of criminals reveals the first five-year review of claim fraud
statistics in South Africa. Between 2003 and 2007 the country’s
life insurers identified 20,992 claim frauds ranging from identity
theft to material non-disclosure and in the process prevented a
total loss of ZAR1.33 billion ($185 million).
Undertaken by industry body the Life Offices’ Association (LOA),
the review was based on data collated by the LOA in an effort to
assist member companies in reducing fraudulent claims through the
sharing of information about fraud trends and patterns, said the
LOA’s CEO Gerhard Joubert.
Among the more sophisticated claim frauds are those perpetrated by

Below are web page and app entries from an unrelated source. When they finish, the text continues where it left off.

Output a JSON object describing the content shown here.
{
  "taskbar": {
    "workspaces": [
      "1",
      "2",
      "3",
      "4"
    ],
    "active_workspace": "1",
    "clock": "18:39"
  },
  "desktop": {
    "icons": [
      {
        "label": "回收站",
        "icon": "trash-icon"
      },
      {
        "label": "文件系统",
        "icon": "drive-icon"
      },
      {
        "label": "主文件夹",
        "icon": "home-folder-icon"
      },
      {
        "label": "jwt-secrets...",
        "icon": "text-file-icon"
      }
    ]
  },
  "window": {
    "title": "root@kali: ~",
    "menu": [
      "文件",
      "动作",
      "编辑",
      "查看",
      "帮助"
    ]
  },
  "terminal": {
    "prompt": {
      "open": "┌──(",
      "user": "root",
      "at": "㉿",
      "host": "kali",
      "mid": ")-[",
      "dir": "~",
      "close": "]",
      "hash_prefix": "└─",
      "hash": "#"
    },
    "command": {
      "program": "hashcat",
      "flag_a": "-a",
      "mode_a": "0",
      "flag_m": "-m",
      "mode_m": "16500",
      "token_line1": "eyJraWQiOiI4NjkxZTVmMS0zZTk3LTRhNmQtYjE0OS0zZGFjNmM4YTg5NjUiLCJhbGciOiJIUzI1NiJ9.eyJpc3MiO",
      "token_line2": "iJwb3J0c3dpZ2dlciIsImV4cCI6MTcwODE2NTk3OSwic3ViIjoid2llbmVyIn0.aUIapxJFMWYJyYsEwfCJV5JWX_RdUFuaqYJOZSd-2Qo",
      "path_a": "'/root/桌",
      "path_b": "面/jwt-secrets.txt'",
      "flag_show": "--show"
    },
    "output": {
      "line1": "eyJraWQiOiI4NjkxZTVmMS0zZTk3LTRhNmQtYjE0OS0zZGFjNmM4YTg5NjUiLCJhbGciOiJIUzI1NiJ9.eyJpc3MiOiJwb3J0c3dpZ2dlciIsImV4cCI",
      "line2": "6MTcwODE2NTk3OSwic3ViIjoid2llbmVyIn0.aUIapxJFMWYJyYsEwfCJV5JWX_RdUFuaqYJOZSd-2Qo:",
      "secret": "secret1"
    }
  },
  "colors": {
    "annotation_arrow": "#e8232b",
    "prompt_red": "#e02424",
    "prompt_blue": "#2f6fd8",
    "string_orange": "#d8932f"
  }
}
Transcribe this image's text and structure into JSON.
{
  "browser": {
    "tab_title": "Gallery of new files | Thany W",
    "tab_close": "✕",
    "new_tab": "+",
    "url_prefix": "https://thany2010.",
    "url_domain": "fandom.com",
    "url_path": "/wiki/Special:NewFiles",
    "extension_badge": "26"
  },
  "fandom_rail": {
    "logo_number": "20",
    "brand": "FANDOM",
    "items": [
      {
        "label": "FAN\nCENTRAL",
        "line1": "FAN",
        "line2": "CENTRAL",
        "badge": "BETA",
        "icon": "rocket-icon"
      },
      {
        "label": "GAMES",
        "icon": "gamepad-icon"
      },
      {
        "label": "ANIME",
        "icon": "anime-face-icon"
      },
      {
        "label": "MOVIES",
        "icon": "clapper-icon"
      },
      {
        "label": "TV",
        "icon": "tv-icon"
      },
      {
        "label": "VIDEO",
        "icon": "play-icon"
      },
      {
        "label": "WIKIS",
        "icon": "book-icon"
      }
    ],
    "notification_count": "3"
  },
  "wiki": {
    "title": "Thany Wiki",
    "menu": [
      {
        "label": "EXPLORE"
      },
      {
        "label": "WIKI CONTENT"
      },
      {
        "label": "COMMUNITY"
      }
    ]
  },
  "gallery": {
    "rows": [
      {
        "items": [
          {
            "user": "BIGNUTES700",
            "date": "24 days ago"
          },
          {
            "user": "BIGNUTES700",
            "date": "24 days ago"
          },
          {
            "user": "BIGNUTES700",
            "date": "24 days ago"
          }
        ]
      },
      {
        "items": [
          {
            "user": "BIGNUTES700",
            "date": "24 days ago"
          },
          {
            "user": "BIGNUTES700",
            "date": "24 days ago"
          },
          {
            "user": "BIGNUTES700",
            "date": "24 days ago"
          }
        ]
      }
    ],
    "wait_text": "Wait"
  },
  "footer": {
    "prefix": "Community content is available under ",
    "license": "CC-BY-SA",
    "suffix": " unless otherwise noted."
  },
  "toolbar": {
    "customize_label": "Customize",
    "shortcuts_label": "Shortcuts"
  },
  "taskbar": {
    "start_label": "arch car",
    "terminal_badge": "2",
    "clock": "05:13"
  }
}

syndicates involving identity theft. Joubert explained that all
that is required is a real person’s name and identity number. If
that person has an existing policy with an insurer the syndicate
submits a fraudulent death claim without the person’s
If the person is uninsured the syndicate takes out a life or
funeral policy on the person’s life and pays the required premiums
for the waiting period of the policy.
Once the waiting period is over, the syndicate will produce
a body with a fraudulent death certificate and claim the death or
Joubert added syndicates usually receive tip-offs from state
mortuary staff or private undertakers who are on their payroll when
an unknown body is not identified by next of kin in a reasonable
time or when a badly mutilated body arrives. A fraudulent death
certificate is then issued and a claim is made.
Highlighting the pitfalls of micro-insurance, syndicates mainly
operate in low income markets in the provinces of Kwa Zulu Natal
and Eastern Cape.
“Not only is it much more difficult for life companies to verify
and investigate claims in these areas, but in addition funeral and
entry-level policy sales volumes are also the highest in these
provinces,” said Joubert.
He continued that claims fraud is not always committed by
syndicates. A social worker in Eastern Cape, for example,
identified people in her community who were suffering from Aids.
She managed to take out 75 funeral policies on the lives of these
people. The life company involved found out after she had already
claimed successfully against 34 of these policies.
Despite criminal ingenuity Joubert believes the big insurers’
change from reactive to proactive fraud prevention measures is
beginning to pay off.
“The core of this [pro-active] method is electronic data mining,
whereby all client and intermediary data is scanned to such an
extent that discrepancies pointing towards fraud are noticed
immediately,” said Joubert.
He added that insurers also share fraud statistics and information
with each other with the aim of detecting new trends and syndicate
activity as early as possible.
Progress, believes Joubert, is evident in a decline in the number
of identified fraud claims which fell from a peak of 8,660 in 2006
to 1,512 in 2007.
However, the value of detected fraud fell by a far lower 19.7
percent during this period while the average value per case
increased by 360 percent to ZAR184,391.